Iceland is full of breathtaking scenery, at times like something from another planet. Every time I thought I had a great view and happily snapped away a few pictures, a few paces further revealed another amazing opportunity. And more images were captured. groan.

A scenic roadside stop to see this lava ring.

I did a few things to minimize the pain of organizing the photos later.

  1. Photographing a sign with the name of the place to give me a reference point.
  2. On my iPad, I immediately put photos into albums with the name of the place before deleting anything.
  3. I reviewed the images on all devices often to weed out the bad ones (e.g., accidental shots, blurry images, over exposed, etc.).

I use Photos on my laptop as my main repository. Rather than import everything as one giant dump from each device, I prefer to upload the photos in batches according to the location or event. This definitely takes longer, but I like organizing as I go and use standardized naming to help locate images later. The process can be kind of tedious, but it also gives me a chance to relive moments, marvel again at the wonders I saw, and help to cement them in my brain.

One of the stunning views from Helgafell (Holy Mountain).

After this part of the process is over, I usually go through the images again on a big screen and do a second round of deletions. Then comes the sharing and figuring out how to send/receive photos with the other people that were on the tour.

As the final stage in the process I like to create a photos album of my trip. This is probably my favorite part, even though choosing the photos can be challenging. All this technology available to take amazing pictures, and yet the process of managing, organizing, and sharing them with different devices and operating systems, is still pretty clunky.

A gull walking on one of the beaches (Ytri Tunga) we visited.

Life Changing Moments

On this day in 1988 I had my first bassoon lesson. It was one of those random, flukey things that can happen in one’s life with a lasting impact. Initially I had decided to play the clarinet, not so much because I liked it, but because it’s a versatile instrument. My band director approached me and said how about I try the bassoon instead. With only a vague idea of what a basssoon was, I agreed and took home the Box.

I arrived home that day, opened up the box, stared at the pieces for a few minutes before closing it again. I decided to wait for my lesson later that week.

Very confusing how the parts fit together, especially in the days before Google and YouTube.

By the end of the lesson, I decided that this was the instrument I wanted to play. I still remember how amazing it was to breathe through the instrument and flap my fingers around to make all these cool sounds. I still feel that way, thirty years later. In that first hour I learned how to assemble the instrument, play an F-major scale and E-flat. More than enough notes to do some damage.

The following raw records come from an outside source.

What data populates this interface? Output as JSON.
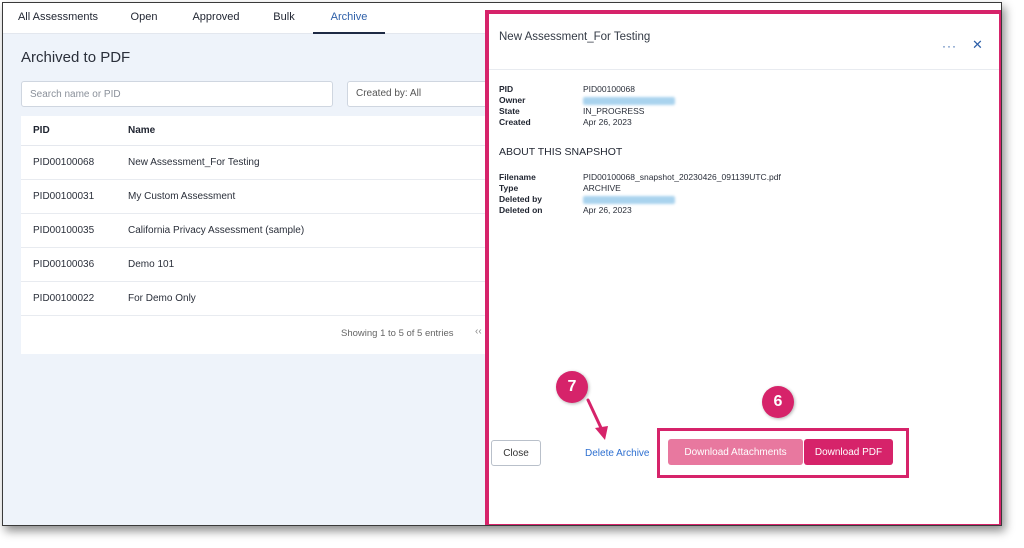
{
  "tabs": [
    {
      "label": "All Assessments"
    },
    {
      "label": "Open"
    },
    {
      "label": "Approved"
    },
    {
      "label": "Bulk"
    },
    {
      "label": "Archive",
      "active": true
    }
  ],
  "page": {
    "title": "Archived to PDF",
    "search_placeholder": "Search name or PID",
    "created_by_filter": "Created by: All"
  },
  "table": {
    "columns": [
      "PID",
      "Name"
    ],
    "rows": [
      {
        "pid": "PID00100068",
        "name": "New Assessment_For Testing"
      },
      {
        "pid": "PID00100031",
        "name": "My Custom Assessment"
      },
      {
        "pid": "PID00100035",
        "name": "California Privacy Assessment (sample)"
      },
      {
        "pid": "PID00100036",
        "name": "Demo 101"
      },
      {
        "pid": "PID00100022",
        "name": "For Demo Only"
      }
    ],
    "pagination_text": "Showing 1 to 5 of 5 entries",
    "pagination_prev": "‹‹"
  },
  "panel": {
    "title": "New Assessment_For Testing",
    "more_glyph": "···",
    "close_glyph": "✕",
    "details": [
      {
        "label": "PID",
        "value": "PID00100068"
      },
      {
        "label": "Owner",
        "value": "",
        "redacted": true
      },
      {
        "label": "State",
        "value": "IN_PROGRESS"
      },
      {
        "label": "Created",
        "value": "Apr 26, 2023"
      }
    ],
    "snapshot_title": "ABOUT THIS SNAPSHOT",
    "snapshot": [
      {
        "label": "Filename",
        "value": "PID00100068_snapshot_20230426_091139UTC.pdf"
      },
      {
        "label": "Type",
        "value": "ARCHIVE"
      },
      {
        "label": "Deleted by",
        "value": "",
        "redacted": true
      },
      {
        "label": "Deleted on",
        "value": "Apr 26, 2023"
      }
    ],
    "close_label": "Close",
    "delete_label": "Delete Archive",
    "download_attachments_label": "Download Attachments",
    "download_pdf_label": "Download PDF"
  },
  "annotations": {
    "badge_delete": "7",
    "badge_downloads": "6"
  },
  "colors": {
    "accent": "#d6236a",
    "accent_light": "#e8789f",
    "link": "#2d6fd0",
    "tab_active": "#2d5fa8",
    "page_bg": "#eef3fa"
  },
  "icons": [
    "more-options-icon",
    "close-icon",
    "arrow-icon"
  ]
}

Action shot.

I left the lesson completely enchanted and motivated to practice. In the beginning my practice sessions were short, but frequent. My lips were not used to the hardness of the reeds. But I was diligent and used to practice in short spurts multiple times in a day. I guess it got a little out of control. One of my earliest bassoon memories is of my older brother complaining to my parents that I couldn’t just play whenever I felt like it. I needed restricted practicing hours. At the time I figured it was sibling rivalry and my brother’s failed attempt to thwart my creative genius. For years I was only allowed to play from 3-4 and 7-8.

I have since had a change of heart about that. Some years ago I was subjected to the playing of a new bassoonist, something like a cross between an animal being sawed in half and rusty hinges. I had a new appreciation for my brother’s complaints and a new respect for my parents. Maybe I wasn’t as good as I thought I was when I started…

Playing the bassoon is still one of the greatest joys of my life. I feel lucky that the “right” instrument picked me so many years ago.